Barbican is a fortified outpost once connected to the city walls. It is a historic gateway leading into the Old Town of Kraków.
The Kraków Barbican is the only remaining gatehouse of the Medieval complex network of fortifications and defensive barriers that once encircled the whole city of Krakow.
Considered a masterpiece of medieval military engineering, the circular fortress of Kraków’s Barbakan was added to the city’s fortifications along the coronation route in the late 15th century, based on Arabic rather than European defensive strategy.
The Poles built the Barbican fortified outpost around 1498, fearing an attack by the Ottoman Empire after the defeat of King John I Albert at the Battle of the Cosmin Forest.
The Gothic-style barbican is one of only three such fortified outposts still surviving in Europe, and the best preserved.
The Barbican is a moated cylindrical brick structure with an inner courtyard and seven turrets. Its 3-meter-thick walls hold 130 embrasures.
On its eastern wall, a tablet commemorates the feat of a Kraków burgher, Marcin Oracewicz, who, during the Bar Confederation, defended the town against the Russians and shot their Colonel Panin, according to a legend, using a coat button instead of a bullet.
The Barbican was originally a large, circular tower with an interior open space with a diameter of 25 m. It was built of brick and stone and stood four stories tall. It had seven watch towers. The walls were about 3 m at their base and 0.5 m at the top.
The Barbican’s exterior gate, the Kleparz Gate, was protected by a large, semi-circular moat 26 m wide and 6 m deep.
The Barbican was originally linked to the city walls by a covered passageway that led through St. Florian’s Gate and served as a checkpoint for all who entered the city of Krakow.
The Barbican participated in the defense of Kraków in 1587 against the Siege of Kraków (1587) by Maximilian III, Archduke of Austria, in the Siege of Kraków (1655) and the Siege of Kraków (1657), and Russian troops during the Polish–Russian War of 1792.
The building was threatened with demolition early in the 19th Century. However, in 1817 two senators of the Free City of Kraków, Feliks Radwanski and Jan Librowski convinced the Senate to preserve the Barbican and other parts of the old fortifications.
The Kraków Barbican currently serves as a tourist attraction and venue for a variety of exhibitions.
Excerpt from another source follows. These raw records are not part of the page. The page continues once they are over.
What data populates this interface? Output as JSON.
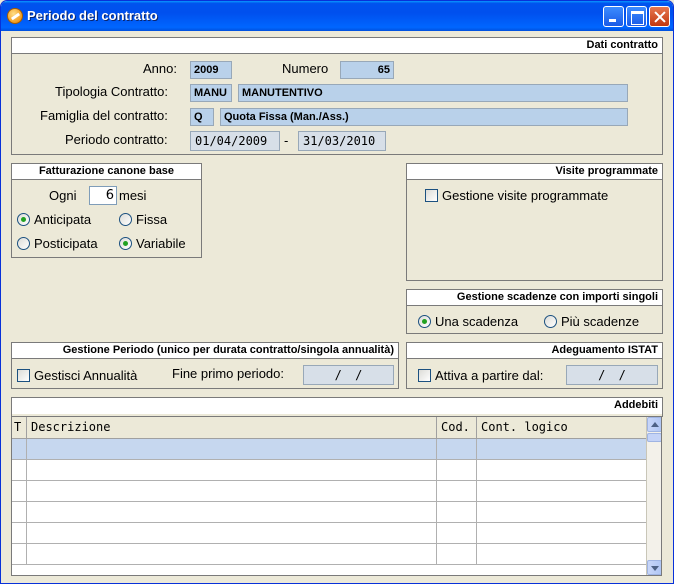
{
  "window": {
    "title": "Periodo del contratto"
  },
  "dati_contratto": {
    "header": "Dati contratto",
    "anno_label": "Anno:",
    "anno_value": "2009",
    "numero_label": "Numero",
    "numero_value": "65",
    "tipologia_label": "Tipologia Contratto:",
    "tipologia_code": "MANU",
    "tipologia_desc": "MANUTENTIVO",
    "famiglia_label": "Famiglia del contratto:",
    "famiglia_code": "Q",
    "famiglia_desc": "Quota Fissa (Man./Ass.)",
    "periodo_label": "Periodo contratto:",
    "periodo_from": "01/04/2009",
    "periodo_sep": "-",
    "periodo_to": "31/03/2010"
  },
  "fatturazione": {
    "header": "Fatturazione canone base",
    "ogni_label": "Ogni",
    "ogni_value": "6",
    "mesi_label": "mesi",
    "opt_anticipata": "Anticipata",
    "opt_fissa": "Fissa",
    "opt_posticipata": "Posticipata",
    "opt_variabile": "Variabile",
    "timing_selected": "Anticipata",
    "amount_selected": "Variabile"
  },
  "visite": {
    "header": "Visite programmate",
    "gestione_label": "Gestione visite programmate",
    "gestione_checked": false
  },
  "scadenze": {
    "header": "Gestione scadenze con importi singoli",
    "opt_una": "Una scadenza",
    "opt_piu": "Più scadenze",
    "selected": "Una scadenza"
  },
  "gestione_periodo": {
    "header": "Gestione Periodo (unico per durata contratto/singola annualità)",
    "gestisci_label": "Gestisci Annualità",
    "gestisci_checked": false,
    "fine_label": "Fine primo periodo:",
    "fine_value": "/ /"
  },
  "istat": {
    "header": "Adeguamento ISTAT",
    "attiva_label": "Attiva a partire dal:",
    "attiva_checked": false,
    "attiva_value": "/ /"
  },
  "addebiti": {
    "header": "Addebiti",
    "columns": [
      "T",
      "Descrizione",
      "Cod.",
      "Cont. logico"
    ],
    "rows": [
      [
        "",
        "",
        "",
        ""
      ],
      [
        "",
        "",
        "",
        ""
      ],
      [
        "",
        "",
        "",
        ""
      ],
      [
        "",
        "",
        "",
        ""
      ],
      [
        "",
        "",
        "",
        ""
      ],
      [
        "",
        "",
        "",
        ""
      ]
    ]
  },
  "icons": {
    "app": "app-icon",
    "minimize": "minimize-icon",
    "maximize": "maximize-icon",
    "close": "close-icon"
  }
}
Today the Barbican is under the jurisdiction of The Historical Museum of the city of Kraków. Tourists may tour its interior with its displays outlining the historical development of fortifications in Kraków.
Today, occasional theatre productions and other art shows are hosted inside.